If you knew ahead of time how a particular stock, or market, would move, you would be very well placed to make a lot of money.
Of course, aside from illegal trading activity, we just don’t know what the future holds.
A whole industry centres around providing you with advice about how best to manage your money.
Professionals in this industry use the phrase upside and downside risk.
In other words, they use mathematical models to forecast the most likely outcome based on all available information.
So, let’s look at what they’re looking at to determine how risky the share market has become.
The risk to company profits is to the upside. That means the outlook is good.
Major companies are earning big profits again.
"Despite the turbulent times, 86 per cent of companies reported statutory profits for the six months to December," noted online stockbroker CommSec reported that 141 companies of the ASX200 index group reported half-year (interim) profits for the 2020/21 year.
And dividends are returning. Just under 79 per cent of companies issued a dividend (long-term average is 86 per cent). All signs are pointing to an encouraging full year reporting season.
The economy is tracking well.
The risk to the economy is also to the upside.
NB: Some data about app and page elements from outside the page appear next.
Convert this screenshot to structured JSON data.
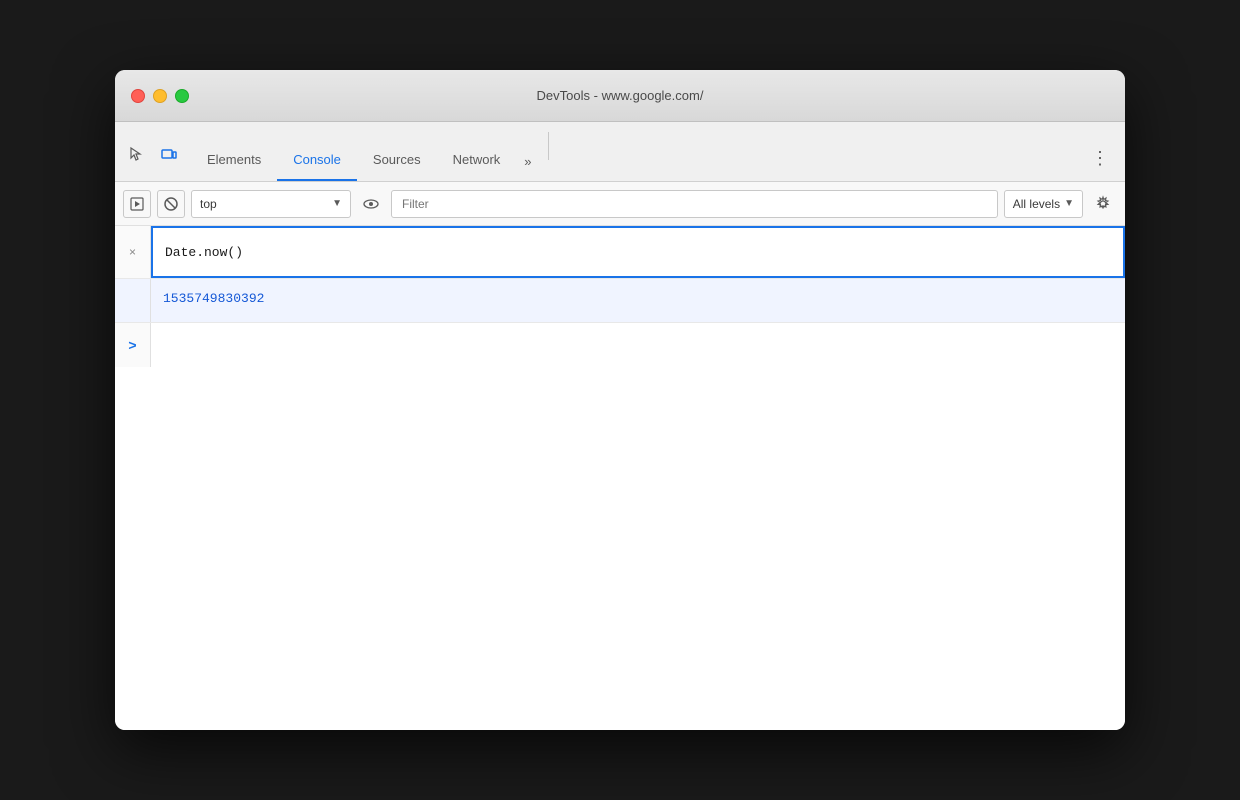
{
  "window": {
    "title": "DevTools - www.google.com/"
  },
  "tabs": {
    "items": [
      {
        "id": "elements",
        "label": "Elements",
        "active": false
      },
      {
        "id": "console",
        "label": "Console",
        "active": true
      },
      {
        "id": "sources",
        "label": "Sources",
        "active": false
      },
      {
        "id": "network",
        "label": "Network",
        "active": false
      }
    ],
    "more_label": "»",
    "menu_label": "⋮"
  },
  "toolbar": {
    "execute_label": "▶",
    "block_label": "🚫",
    "context_label": "top",
    "context_arrow": "▼",
    "filter_placeholder": "Filter",
    "levels_label": "All levels",
    "levels_arrow": "▼",
    "settings_label": "⚙"
  },
  "console": {
    "input_value": "Date.now()",
    "output_value": "1535749830392",
    "close_label": "×",
    "prompt_label": ">"
  }
}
Corporate Australia’s success makes sense.
Recent economic data shows consumers have taken the economic baton from the government, and businesses, to some degree, are enjoying better trading conditions.
Last week the Westpac-Melbourne Institute Index of Consumer Sentiment increased by 6.2 per cent to 118.8 in April, from 111.8 in March.
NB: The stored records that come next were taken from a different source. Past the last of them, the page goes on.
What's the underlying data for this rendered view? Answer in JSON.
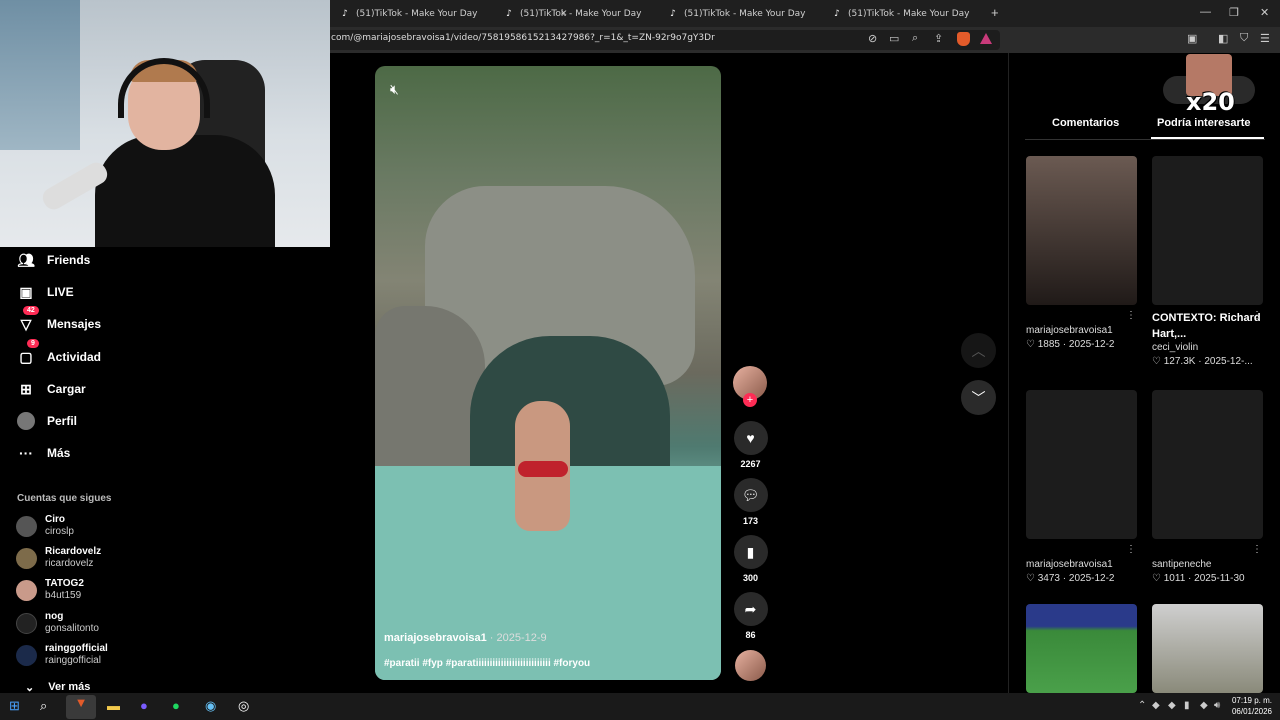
{
  "browser": {
    "tabs": [
      {
        "title": "(51)TikTok - Make Your Day"
      },
      {
        "title": "(51)TikTok - Make Your Day"
      },
      {
        "title": "(51)TikTok - Make Your Day"
      },
      {
        "title": "(51)TikTok - Make Your Day"
      }
    ],
    "url": "com/@mariajosebravoisa1/video/7581958615213427986?_r=1&_t=ZN-92r9o7gY3Dr"
  },
  "sidebar": {
    "items": [
      {
        "label": "Friends",
        "icon": "friends-icon"
      },
      {
        "label": "LIVE",
        "icon": "live-icon"
      },
      {
        "label": "Mensajes",
        "icon": "messages-icon",
        "badge": "42"
      },
      {
        "label": "Actividad",
        "icon": "activity-icon",
        "badge": "9"
      },
      {
        "label": "Cargar",
        "icon": "upload-icon"
      },
      {
        "label": "Perfil",
        "icon": "profile-avatar"
      },
      {
        "label": "Más",
        "icon": "more-icon"
      }
    ],
    "following_title": "Cuentas que sigues",
    "following": [
      {
        "name": "Ciro",
        "handle": "ciroslp"
      },
      {
        "name": "Ricardovelz",
        "handle": "ricardovelz"
      },
      {
        "name": "TATOG2",
        "handle": "b4ut159"
      },
      {
        "name": "nog",
        "handle": "gonsalitonto"
      },
      {
        "name": "rainggofficial",
        "handle": "rainggofficial"
      }
    ],
    "see_more": "Ver más"
  },
  "video": {
    "author": "mariajosebravoisa1",
    "date": " · 2025-12-9",
    "caption": "#paratii #fyp #paratiiiiiiiiiiiiiiiiiiiiiiiiiii #foryou"
  },
  "actions": {
    "likes": "2267",
    "comments": "173",
    "saves": "300",
    "shares": "86"
  },
  "right_panel": {
    "tab_comments": "Comentarios",
    "tab_interest": "Podría interesarte",
    "overlay_text": "x20",
    "cards": [
      {
        "title": "",
        "author": "mariajosebravoisa1",
        "likes": "1885",
        "date": "2025-12-2"
      },
      {
        "title": "CONTEXTO: Richard Hart,...",
        "author": "ceci_violin",
        "likes": "127.3K",
        "date": "2025-12-..."
      },
      {
        "title": "",
        "author": "mariajosebravoisa1",
        "likes": "3473",
        "date": "2025-12-2"
      },
      {
        "title": "",
        "author": "santipeneche",
        "likes": "1011",
        "date": "2025-11-30"
      }
    ]
  },
  "taskbar": {
    "time": "07:19 p. m.",
    "date": "06/01/2026"
  }
}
The bank says the measure of the size of the spring in shoppers' steps is now at its highest level since August 2010, when Australia's post-GFC rebound and mining boom were in full swing.
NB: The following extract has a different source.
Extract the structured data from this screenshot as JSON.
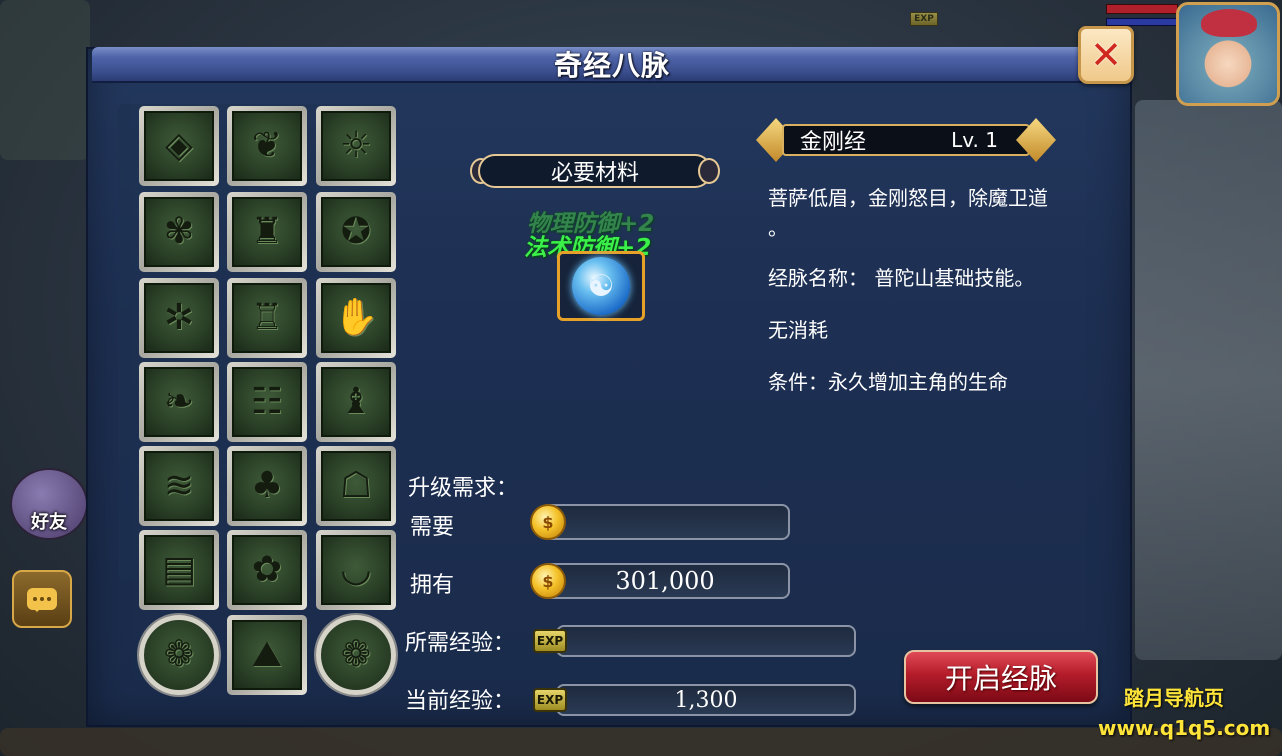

And business bosses are reportedly laughing all the way to the bank too.
Last week also saw the National Australia Bank's monthly business survey suggesting bosses across the country are, well, happy — with business conditions last month reaching a "record high" in the survey's 20-plus year history.
Interest rates wild card
The risks here are to the downside – meaning the outlook is troubling the market.
And the downside risks stem from how long it will take for interest rates to rise materially.
While commentary from the Reserve Bank suggests short-term interest rates aren't rising anytime soon, longer-dated interest rates are already moving higher.
The US 10-year bond yield reached 1.74 per cent recently – the highest level it’s been in over a year now.
But it’s since fallen to 1.5 per cent.
Stockbrokers describe rising interest rates as the achilles heel of the market that could cause a correction – a price fall of 10 per cent from the peak of the market.
Again though, those same stockbrokers say it’s literally anyone’s guess as to when rising interest rates will become problematic for the market.
Tech stocks have already taken a hit, because their valuations are particularly vulnerable to rising interest rates, but the majority of stocks are holding strong.
Banks should actually benefit from rising interest rates, assuming they don’t take too much heat out of the property market.
Where does this leave us?
I can’t tell you how many people I know have begun share market trading using smart phone apps.
They’re investing in everything from retail companies to satellite firms.
There’s been mixed success but importantly, they’re excited about making money.
Commsec’s also receiving record levels of inquiries and account set-ups. And when the market gets this hot, it’s exactly what you would expect would happen.
It’s entirely possible the market will continue to rise. Government stimulus is still driving activity, and the word from central banks is that the easy money will continue to flow.
This stock market utopia though can’t last forever.
The really big question is that when the music stops completely, which it must, will there be an orderly exit out of stocks, or will it be chaotic?
I wish I knew.
It’s impossible to assess this risk but the reason why it’s so important to watch is that it’s the difference between taking a big loss and riding out a natural shift in prices.
Like most things, when emotion hits the herd, anything can happen.